This inserted f also happens in Northern speech, for example I had lunch with him - Ges i ginio efo fo


I tend to say “Ma’ fe” but write “Mae e” when I’m not just sending a quick informal text, but having lived in Cardiff and now in Llandysul, I’ve heard plenty of both.
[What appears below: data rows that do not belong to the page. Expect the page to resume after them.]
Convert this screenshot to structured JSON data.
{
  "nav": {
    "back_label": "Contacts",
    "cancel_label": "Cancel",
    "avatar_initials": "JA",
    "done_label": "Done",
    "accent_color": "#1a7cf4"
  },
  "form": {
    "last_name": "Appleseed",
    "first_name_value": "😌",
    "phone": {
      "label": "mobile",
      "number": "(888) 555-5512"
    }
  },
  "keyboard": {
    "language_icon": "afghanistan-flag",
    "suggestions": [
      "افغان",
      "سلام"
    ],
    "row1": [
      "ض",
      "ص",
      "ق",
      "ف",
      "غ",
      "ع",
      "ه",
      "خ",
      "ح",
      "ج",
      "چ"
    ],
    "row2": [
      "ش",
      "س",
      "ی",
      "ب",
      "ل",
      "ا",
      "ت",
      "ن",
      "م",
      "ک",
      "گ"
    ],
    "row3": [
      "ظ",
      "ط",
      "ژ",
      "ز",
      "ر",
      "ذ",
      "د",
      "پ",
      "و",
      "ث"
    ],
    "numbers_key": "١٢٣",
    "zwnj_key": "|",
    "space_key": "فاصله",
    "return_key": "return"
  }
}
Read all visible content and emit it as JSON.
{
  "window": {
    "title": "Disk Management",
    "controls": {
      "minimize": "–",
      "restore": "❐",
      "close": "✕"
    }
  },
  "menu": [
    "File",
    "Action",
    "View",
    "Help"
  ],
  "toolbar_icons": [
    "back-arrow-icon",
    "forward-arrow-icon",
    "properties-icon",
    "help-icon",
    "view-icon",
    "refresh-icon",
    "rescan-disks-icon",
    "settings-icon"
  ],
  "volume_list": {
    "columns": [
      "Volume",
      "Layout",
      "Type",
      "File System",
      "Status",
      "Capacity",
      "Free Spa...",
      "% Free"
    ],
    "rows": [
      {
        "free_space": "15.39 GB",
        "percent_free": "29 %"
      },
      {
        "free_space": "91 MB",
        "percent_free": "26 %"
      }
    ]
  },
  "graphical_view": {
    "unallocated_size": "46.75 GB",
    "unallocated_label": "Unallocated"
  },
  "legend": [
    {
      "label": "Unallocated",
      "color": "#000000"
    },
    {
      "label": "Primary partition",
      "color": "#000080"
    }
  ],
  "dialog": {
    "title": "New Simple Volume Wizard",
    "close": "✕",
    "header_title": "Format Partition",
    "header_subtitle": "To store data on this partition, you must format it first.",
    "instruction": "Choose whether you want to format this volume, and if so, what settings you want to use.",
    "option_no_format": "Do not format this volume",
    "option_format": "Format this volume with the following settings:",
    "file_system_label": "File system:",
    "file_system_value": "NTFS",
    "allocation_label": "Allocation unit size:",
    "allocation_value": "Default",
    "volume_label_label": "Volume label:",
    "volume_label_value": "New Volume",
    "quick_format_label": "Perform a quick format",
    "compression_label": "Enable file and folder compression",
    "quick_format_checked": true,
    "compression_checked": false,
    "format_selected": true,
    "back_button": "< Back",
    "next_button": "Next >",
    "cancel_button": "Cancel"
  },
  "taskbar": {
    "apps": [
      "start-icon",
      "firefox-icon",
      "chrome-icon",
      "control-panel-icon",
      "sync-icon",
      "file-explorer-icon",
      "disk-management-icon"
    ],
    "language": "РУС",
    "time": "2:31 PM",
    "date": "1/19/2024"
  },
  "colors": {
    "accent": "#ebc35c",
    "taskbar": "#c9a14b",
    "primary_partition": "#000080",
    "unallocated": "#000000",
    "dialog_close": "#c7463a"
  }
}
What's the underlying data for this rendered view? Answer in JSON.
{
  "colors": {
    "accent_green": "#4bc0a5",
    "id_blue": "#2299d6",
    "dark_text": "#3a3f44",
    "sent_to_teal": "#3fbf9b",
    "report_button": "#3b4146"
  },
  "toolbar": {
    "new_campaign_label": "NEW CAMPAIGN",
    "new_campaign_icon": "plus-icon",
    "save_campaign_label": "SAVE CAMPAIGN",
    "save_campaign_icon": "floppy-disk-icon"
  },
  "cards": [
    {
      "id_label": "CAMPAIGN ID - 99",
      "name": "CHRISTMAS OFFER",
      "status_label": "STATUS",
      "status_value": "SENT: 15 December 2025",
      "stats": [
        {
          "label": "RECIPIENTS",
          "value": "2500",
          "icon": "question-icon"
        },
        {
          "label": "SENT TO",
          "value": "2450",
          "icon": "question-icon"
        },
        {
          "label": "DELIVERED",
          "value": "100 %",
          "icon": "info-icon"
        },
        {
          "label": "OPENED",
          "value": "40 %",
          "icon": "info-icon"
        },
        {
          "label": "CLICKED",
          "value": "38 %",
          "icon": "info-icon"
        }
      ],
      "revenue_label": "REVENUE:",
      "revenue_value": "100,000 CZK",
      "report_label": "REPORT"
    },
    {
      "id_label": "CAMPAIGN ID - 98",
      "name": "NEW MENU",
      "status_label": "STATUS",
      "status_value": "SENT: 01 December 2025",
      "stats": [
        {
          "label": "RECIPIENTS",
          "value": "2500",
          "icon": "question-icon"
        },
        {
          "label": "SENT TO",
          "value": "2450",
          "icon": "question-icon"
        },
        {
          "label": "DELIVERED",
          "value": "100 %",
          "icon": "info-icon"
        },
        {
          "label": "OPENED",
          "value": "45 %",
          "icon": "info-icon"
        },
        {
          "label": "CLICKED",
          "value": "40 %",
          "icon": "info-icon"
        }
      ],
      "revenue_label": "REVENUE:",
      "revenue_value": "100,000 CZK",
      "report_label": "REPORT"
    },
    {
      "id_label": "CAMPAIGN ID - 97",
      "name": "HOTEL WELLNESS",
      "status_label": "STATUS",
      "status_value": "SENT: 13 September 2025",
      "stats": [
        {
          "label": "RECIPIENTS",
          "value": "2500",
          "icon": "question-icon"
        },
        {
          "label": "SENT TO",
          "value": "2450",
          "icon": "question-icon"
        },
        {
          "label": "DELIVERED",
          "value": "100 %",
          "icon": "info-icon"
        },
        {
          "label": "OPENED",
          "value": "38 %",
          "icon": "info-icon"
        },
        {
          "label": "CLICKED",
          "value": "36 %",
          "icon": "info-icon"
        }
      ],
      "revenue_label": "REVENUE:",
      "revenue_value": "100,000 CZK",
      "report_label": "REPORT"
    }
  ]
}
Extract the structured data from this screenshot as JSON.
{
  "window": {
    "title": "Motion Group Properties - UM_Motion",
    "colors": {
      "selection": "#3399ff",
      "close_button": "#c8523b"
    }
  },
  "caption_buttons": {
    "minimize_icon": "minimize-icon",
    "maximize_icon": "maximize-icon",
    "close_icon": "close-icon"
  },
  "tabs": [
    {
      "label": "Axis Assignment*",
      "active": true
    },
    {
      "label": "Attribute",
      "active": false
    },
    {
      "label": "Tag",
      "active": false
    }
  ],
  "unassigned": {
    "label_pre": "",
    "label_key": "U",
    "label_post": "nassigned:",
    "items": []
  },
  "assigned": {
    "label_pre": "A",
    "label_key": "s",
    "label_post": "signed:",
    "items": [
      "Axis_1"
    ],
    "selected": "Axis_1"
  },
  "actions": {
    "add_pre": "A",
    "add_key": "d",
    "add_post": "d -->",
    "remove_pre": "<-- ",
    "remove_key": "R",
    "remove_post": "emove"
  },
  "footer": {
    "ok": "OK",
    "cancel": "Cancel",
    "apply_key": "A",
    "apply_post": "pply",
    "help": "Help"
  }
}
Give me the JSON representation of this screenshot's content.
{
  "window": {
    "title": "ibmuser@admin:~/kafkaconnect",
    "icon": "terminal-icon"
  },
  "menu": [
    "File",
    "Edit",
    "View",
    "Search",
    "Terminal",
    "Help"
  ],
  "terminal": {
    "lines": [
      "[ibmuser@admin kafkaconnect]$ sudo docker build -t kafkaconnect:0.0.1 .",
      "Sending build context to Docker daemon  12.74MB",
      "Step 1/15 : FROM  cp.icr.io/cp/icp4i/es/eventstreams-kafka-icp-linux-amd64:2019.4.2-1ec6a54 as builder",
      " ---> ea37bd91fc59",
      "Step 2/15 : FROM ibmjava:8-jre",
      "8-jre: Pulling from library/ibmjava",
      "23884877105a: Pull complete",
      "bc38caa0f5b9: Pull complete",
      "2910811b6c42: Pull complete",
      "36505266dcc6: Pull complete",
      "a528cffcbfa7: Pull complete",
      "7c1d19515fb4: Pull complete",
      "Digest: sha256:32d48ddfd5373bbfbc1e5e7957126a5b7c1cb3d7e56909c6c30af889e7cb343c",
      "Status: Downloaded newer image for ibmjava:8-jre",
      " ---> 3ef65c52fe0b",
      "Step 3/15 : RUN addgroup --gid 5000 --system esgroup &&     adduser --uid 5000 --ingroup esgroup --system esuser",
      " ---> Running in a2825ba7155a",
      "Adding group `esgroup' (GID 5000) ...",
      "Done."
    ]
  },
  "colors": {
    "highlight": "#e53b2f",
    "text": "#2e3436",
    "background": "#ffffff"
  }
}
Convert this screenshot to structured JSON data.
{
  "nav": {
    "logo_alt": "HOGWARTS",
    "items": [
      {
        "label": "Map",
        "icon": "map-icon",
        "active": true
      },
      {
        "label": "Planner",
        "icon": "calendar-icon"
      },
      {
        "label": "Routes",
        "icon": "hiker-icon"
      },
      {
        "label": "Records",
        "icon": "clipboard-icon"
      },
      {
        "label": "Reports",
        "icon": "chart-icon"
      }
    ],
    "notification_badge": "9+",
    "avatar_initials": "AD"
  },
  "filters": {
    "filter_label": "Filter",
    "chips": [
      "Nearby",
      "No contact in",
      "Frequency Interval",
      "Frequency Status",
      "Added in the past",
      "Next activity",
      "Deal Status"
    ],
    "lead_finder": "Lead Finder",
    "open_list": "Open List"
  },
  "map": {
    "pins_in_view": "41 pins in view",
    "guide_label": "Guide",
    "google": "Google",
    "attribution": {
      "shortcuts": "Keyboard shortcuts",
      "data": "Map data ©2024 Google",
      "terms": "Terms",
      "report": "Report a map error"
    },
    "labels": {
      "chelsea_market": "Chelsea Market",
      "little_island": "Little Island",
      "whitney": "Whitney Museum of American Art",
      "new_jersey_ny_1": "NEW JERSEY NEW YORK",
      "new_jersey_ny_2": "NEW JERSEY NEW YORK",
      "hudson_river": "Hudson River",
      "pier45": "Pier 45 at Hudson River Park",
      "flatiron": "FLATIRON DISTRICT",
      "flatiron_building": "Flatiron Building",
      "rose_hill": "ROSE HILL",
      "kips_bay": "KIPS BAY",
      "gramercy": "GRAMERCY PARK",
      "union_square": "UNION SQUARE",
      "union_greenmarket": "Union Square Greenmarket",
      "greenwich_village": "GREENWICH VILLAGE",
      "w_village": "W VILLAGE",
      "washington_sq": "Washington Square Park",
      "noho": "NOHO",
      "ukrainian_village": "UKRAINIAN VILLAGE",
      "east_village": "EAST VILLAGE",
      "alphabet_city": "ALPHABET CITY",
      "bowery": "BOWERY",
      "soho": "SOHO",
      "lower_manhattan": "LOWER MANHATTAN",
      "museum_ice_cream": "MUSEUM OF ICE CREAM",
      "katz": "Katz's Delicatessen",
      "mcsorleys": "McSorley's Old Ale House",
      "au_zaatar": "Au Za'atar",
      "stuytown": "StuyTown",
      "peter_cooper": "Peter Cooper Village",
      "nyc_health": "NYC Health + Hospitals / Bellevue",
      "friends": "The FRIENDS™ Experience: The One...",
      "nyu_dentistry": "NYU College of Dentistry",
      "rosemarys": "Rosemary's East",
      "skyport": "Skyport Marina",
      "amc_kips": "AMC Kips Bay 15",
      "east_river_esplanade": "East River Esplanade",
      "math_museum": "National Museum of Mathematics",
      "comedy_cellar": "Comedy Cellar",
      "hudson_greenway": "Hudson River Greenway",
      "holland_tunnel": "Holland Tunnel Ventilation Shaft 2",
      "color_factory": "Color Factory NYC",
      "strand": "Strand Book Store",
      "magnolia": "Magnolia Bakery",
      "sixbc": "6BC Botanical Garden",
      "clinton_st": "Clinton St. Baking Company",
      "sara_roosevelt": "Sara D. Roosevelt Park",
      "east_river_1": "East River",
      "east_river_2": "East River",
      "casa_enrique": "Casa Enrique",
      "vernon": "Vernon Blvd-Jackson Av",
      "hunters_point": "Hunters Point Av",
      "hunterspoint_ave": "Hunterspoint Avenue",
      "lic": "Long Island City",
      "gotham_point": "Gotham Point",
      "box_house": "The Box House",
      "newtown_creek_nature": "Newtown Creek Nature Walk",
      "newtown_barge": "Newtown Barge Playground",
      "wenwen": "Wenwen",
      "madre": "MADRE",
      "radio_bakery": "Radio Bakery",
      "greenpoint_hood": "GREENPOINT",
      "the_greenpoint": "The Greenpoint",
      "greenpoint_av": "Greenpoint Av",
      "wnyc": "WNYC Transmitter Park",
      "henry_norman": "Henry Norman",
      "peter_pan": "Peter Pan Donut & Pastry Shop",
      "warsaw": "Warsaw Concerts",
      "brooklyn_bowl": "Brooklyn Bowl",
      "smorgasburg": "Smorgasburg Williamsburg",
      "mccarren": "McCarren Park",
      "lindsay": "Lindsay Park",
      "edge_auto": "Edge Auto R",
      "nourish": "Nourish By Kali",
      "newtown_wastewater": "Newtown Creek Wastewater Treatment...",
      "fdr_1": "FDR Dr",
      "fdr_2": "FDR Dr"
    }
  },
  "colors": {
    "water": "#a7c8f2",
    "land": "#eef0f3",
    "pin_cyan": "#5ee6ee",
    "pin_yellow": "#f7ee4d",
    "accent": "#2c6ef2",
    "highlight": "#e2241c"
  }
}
Mostly I don’t think people notice which version you use.


Only because my Welsh is mainly copying what I hear (Swansea), I tend to say: mae’n but: mae fe’n in full (well, almost full). I seem to remember that the “fe” version is used in hymns and old songs.
Edited: O yes, I think I only/mainly use the “f” when the previous word ends in an “e” or an “a”. So, Ydy e and Yw e, but mae fe :slight_smile:

Edit: Sorry, also Ef in Hymns, but generally lose the f in conversation.


Thanks for the replies - what would I do without you lot to clarify these little things for me!